As a food technologist, you will essentially become the equivalent of Willy Wonka — which will make for a great response when people ask what it is that you do at parties! This is one of the most interesting roles in the production side of the catering industry, wherein you’ll be responsible for devising and testing new flavours, products and ensuring safe consumption.
Consumers are becoming increasingly conscious of exactly what they eat, and this is being incorporated into the production line, testing and labelling these ‘zero fat’ and ‘high protein’ products that have become commonplace in supermarket aisles. You’ll also be involved in investing new ways to keep food fresh, attractive and safe, as well as finding ways to cut costs and save time in production. Along with blending new recipes, experimenting and creating sample products, you might also design the manufacturing machinery.
A degree is a common route into either of these roles, but apprenticeships and workplace progression can also lead to a position as a food scientist. Relevant higher education awards include food science, food studies and food technology.
Chemistry and nutrition can also lend themselves to securing a role as a food technologist or scientist, but overall some hands-on experience is always invaluable. Other options include the food technologist advanced apprenticeship, and progression from this could lead to a food industry technical professional degree apprenticeship. Those in employment can work towards these roles, in positions such as a lab assistant or a food technician, gaining qualifications while employed.
A working week could range from 39-41 hours, and a starting wage is around £20,000, rising to anywhere around £45,000 for those with experience. These roles might involve shift work, and this is predominantly during the evening.
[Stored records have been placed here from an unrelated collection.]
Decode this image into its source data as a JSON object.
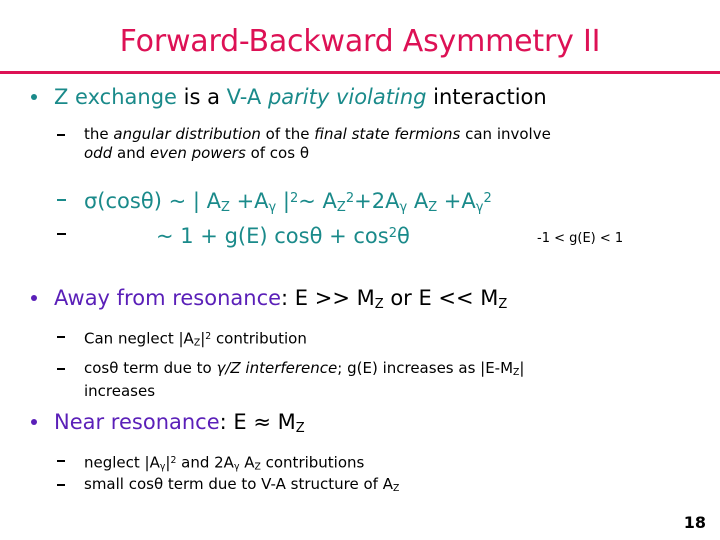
{
  "slide": {
    "title": "Forward-Backward Asymmetry II",
    "page_number": "18",
    "colors": {
      "title": "#dd1155",
      "rule": "#dd1155",
      "accent_teal": "#1a8a8a",
      "accent_purple": "#5a1fb8",
      "body_text": "#000000",
      "background": "#ffffff"
    }
  },
  "bullets": {
    "b1": {
      "seg1": "Z exchange",
      "seg2": " is a ",
      "seg3": "V-A ",
      "seg4": "parity violating",
      "seg5": " interaction"
    },
    "b1_sub1": {
      "seg1": "the ",
      "seg2": "angular distribution",
      "seg3": " of the ",
      "seg4": "final state fermions",
      "seg5": " can involve ",
      "seg6": "odd",
      "seg7": " and ",
      "seg8": "even powers",
      "seg9": " of cos ",
      "seg10": "θ"
    },
    "formula1": {
      "p1": "σ(cos",
      "theta1": "θ",
      "p2": ") ~ | A",
      "subZ1": "Z",
      "p3": " +A",
      "subg1": "γ",
      "p4": " |",
      "sup1": "2",
      "p5": "~ A",
      "subZ2": "Z",
      "sup2": "2",
      "p6": "+2A",
      "subg2": "γ",
      "p7": " A",
      "subZ3": "Z",
      "p8": " +A",
      "subg3": "γ",
      "sup3": "2"
    },
    "formula2": {
      "p1": "~ 1 + g(E) cos",
      "theta1": "θ",
      "p2": " + cos",
      "sup1": "2",
      "theta2": "θ"
    },
    "formula2_note": "-1 < g(E) < 1",
    "b2": {
      "seg1": "Away from resonance",
      "seg2": ": E >> M",
      "subZ1": "Z",
      "seg3": "  or  E << M",
      "subZ2": "Z"
    },
    "b2_sub1": {
      "p1": "Can neglect |A",
      "subZ": "Z",
      "p2": "|",
      "sup": "2",
      "p3": " contribution"
    },
    "b2_sub2": {
      "p1": "cos",
      "theta": "θ",
      "p2": " term due to ",
      "italic1": "γ/Z interference",
      "p3": ";  g(E) increases as |E-M",
      "subZ": "Z",
      "p4": "|",
      "p5": "increases"
    },
    "b3": {
      "seg1": "Near resonance",
      "seg2": ": E ≈ M",
      "subZ": "Z"
    },
    "b3_sub1": {
      "p1": "neglect |A",
      "subg1": "γ",
      "p2": "|",
      "sup1": "2",
      "p3": " and 2A",
      "subg2": "γ",
      "p4": " A",
      "subZ1": "Z",
      "p5": " contributions"
    },
    "b3_sub2": {
      "p1": "small cos",
      "theta": "θ",
      "p2": " term due to V-A structure of A",
      "subZ": "Z"
    }
  }
}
The catering industry is an intensely social sector to work in. Catering is the backbone to many large conferences, parties, weddings and other events. Nowadays, catering can be used to create unique experiences for a whole host of purposes, and as a catering manager you can be as creative as you want in this sense.
From making contacts in the right places, to securing a catering plan that will make people’s big events as memorable as possible, the job is extremely varied. This role relies heavily upon communication, initiative and leadership, as well as the ability to think outside of the box. You’ll be at the helm of brining together one-in-a-lifetime events for your clients, and no two days will be the same as a catering manager. Daily, you could be required to organise shifts and rotas, recruit and train staff, meet suppliers and negotiate contracts, cater for dietary requirements and plan various budgets.
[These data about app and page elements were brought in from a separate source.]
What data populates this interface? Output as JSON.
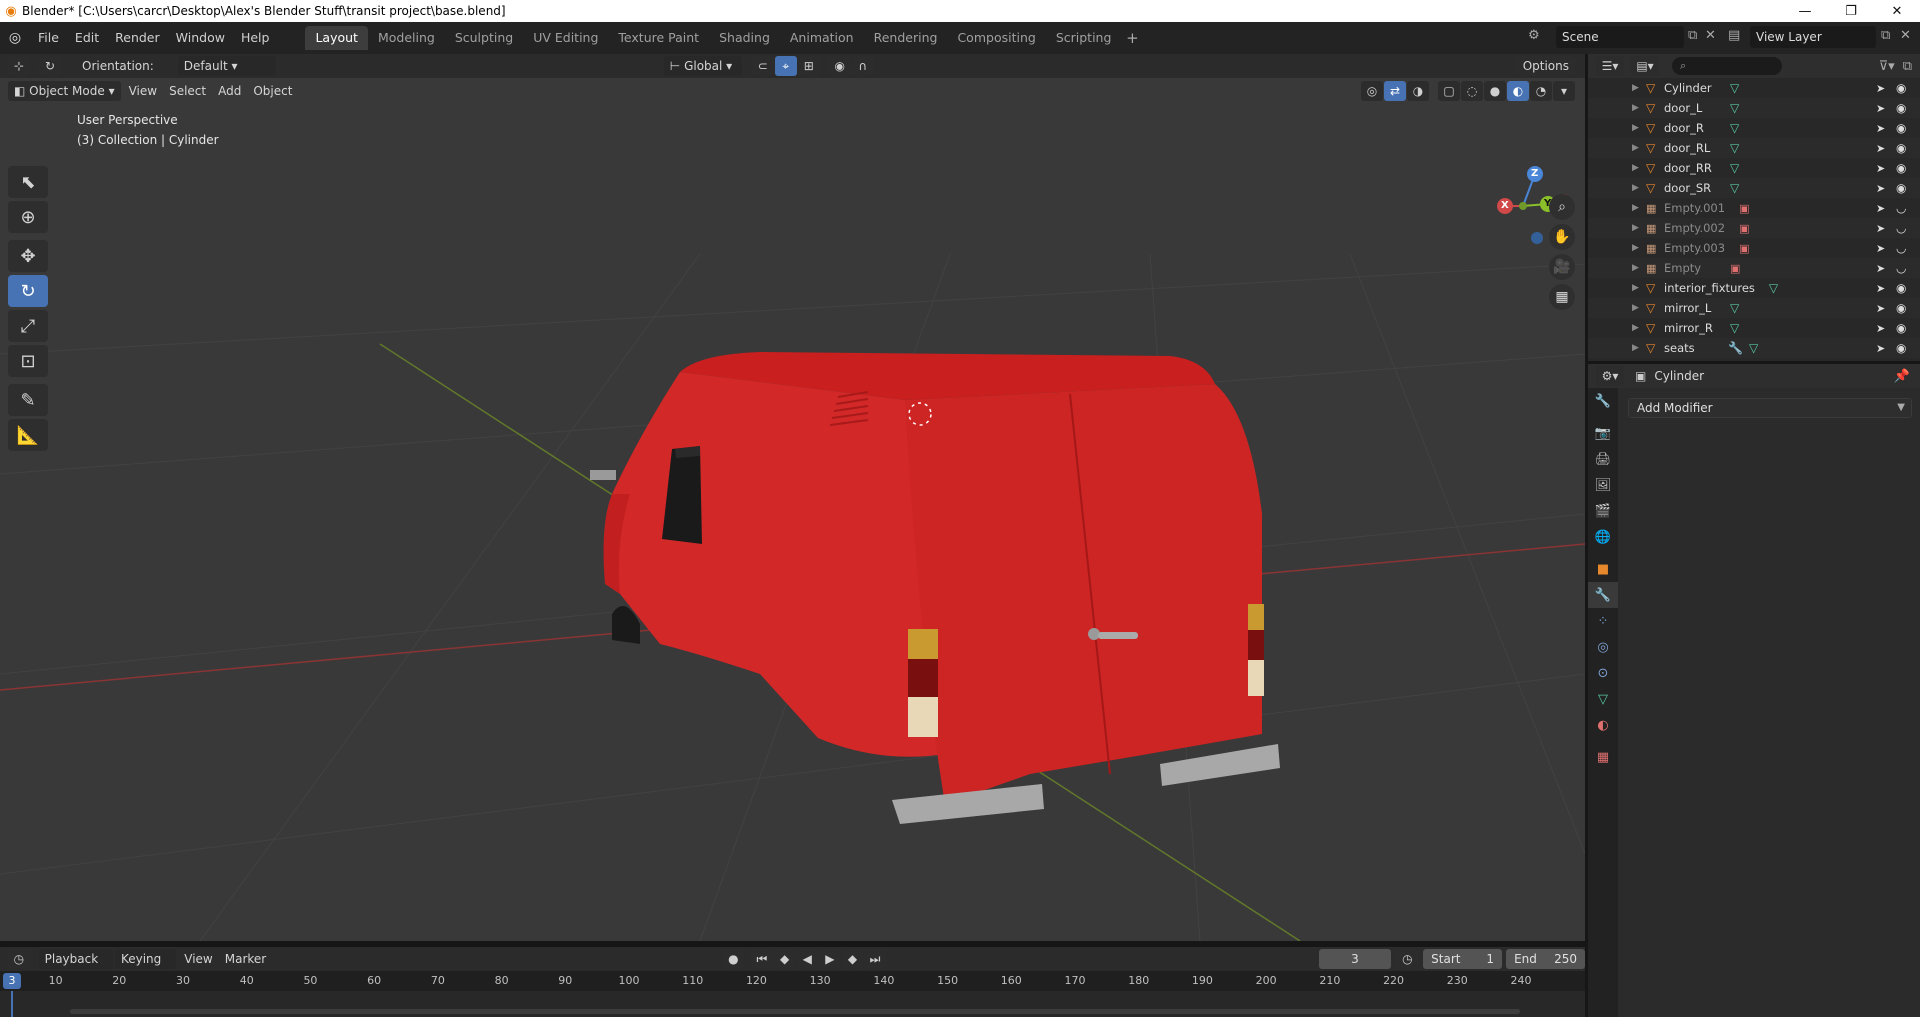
{
  "window": {
    "title": "Blender* [C:\\Users\\carcr\\Desktop\\Alex's Blender Stuff\\transit project\\base.blend]",
    "minimize": "—",
    "maximize": "❐",
    "close": "✕"
  },
  "menu": [
    "File",
    "Edit",
    "Render",
    "Window",
    "Help"
  ],
  "workspaces": [
    "Layout",
    "Modeling",
    "Sculpting",
    "UV Editing",
    "Texture Paint",
    "Shading",
    "Animation",
    "Rendering",
    "Compositing",
    "Scripting"
  ],
  "workspace_add": "+",
  "scene": {
    "name": "Scene",
    "view_layer": "View Layer"
  },
  "viewport": {
    "orientation_label": "Orientation:",
    "orientation_value": "Default",
    "transform_orientation": "Global",
    "options_label": "Options",
    "mode": "Object Mode",
    "menus": [
      "View",
      "Select",
      "Add",
      "Object"
    ],
    "info_line1": "User Perspective",
    "info_line2": "(3) Collection | Cylinder",
    "gizmo": {
      "x": "X",
      "y": "Y",
      "z": "Z"
    }
  },
  "timeline": {
    "menus": [
      "Playback",
      "Keying",
      "View",
      "Marker"
    ],
    "current_frame": "3",
    "start_label": "Start",
    "start_value": "1",
    "end_label": "End",
    "end_value": "250",
    "ticks": [
      "10",
      "20",
      "30",
      "40",
      "50",
      "60",
      "70",
      "80",
      "90",
      "100",
      "110",
      "120",
      "130",
      "140",
      "150",
      "160",
      "170",
      "180",
      "190",
      "200",
      "210",
      "220",
      "230",
      "240"
    ],
    "playhead": "3"
  },
  "outliner": {
    "search_placeholder": "",
    "items": [
      {
        "name": "Cylinder",
        "type": "mesh"
      },
      {
        "name": "door_L",
        "type": "mesh"
      },
      {
        "name": "door_R",
        "type": "mesh"
      },
      {
        "name": "door_RL",
        "type": "mesh"
      },
      {
        "name": "door_RR",
        "type": "mesh"
      },
      {
        "name": "door_SR",
        "type": "mesh"
      },
      {
        "name": "Empty.001",
        "type": "empty"
      },
      {
        "name": "Empty.002",
        "type": "empty"
      },
      {
        "name": "Empty.003",
        "type": "empty"
      },
      {
        "name": "Empty",
        "type": "empty"
      },
      {
        "name": "interior_fixtures",
        "type": "mesh"
      },
      {
        "name": "mirror_L",
        "type": "mesh"
      },
      {
        "name": "mirror_R",
        "type": "mesh"
      },
      {
        "name": "seats",
        "type": "mesh"
      }
    ]
  },
  "properties": {
    "object_name": "Cylinder",
    "add_modifier": "Add Modifier"
  },
  "colors": {
    "accent": "#4772b3",
    "van_body": "#d42a2a",
    "grid_x": "#9a3a3a",
    "grid_y": "#6b8a2a"
  }
}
Many hotels and venues are looking increasingly to provide their own, innovative training schemes in order to attract more people into internal roles. In fact, numerous hotels in Alnwick, such initiatives are offered, as the catering industry continues to grow. Many catering managers start off as graduates or on an entry-level scheme, learning on the job and attending courses in order to gain the relevant qualifications.
It is certainly worthwhile looking into such establishments in your location, finding out where these schemes are available. Experience is favoured, even if it is just in the form of a generic events management/ catering role. Apprenticeships to pursue for a role as a catering manager will be focused on management, and a college courses to consider is the Higher National Diploma in Hospitality Management.
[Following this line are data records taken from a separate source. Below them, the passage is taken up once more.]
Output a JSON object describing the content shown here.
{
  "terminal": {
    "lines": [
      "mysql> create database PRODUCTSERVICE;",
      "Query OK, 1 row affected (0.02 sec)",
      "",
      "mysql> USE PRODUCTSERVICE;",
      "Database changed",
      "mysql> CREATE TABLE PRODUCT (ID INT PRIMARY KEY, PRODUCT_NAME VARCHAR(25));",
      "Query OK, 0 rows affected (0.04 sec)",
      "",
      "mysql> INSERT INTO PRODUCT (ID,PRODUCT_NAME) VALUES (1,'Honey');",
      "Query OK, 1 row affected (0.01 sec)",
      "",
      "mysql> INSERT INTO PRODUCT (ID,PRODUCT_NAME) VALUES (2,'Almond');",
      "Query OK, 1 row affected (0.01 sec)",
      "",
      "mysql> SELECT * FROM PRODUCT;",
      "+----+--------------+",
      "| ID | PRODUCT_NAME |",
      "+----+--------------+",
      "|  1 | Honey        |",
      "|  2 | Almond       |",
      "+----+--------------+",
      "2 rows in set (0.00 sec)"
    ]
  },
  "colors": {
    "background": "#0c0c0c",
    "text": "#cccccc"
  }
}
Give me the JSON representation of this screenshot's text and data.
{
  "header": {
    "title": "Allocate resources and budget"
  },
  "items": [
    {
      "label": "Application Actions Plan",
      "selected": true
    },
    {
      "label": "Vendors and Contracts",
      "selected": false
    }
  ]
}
A new starter can expect a wage of anywhere in the region of £19,000, and an experienced catering manager can earn up to £40,000 depending on location. The hours for this role are slightly more than any typical catering position, working up to 41-43 hours per week. It can be demanding, and often working patterns will fall on weekends and can include bank holidays.
So, could your next role be within the catering industry?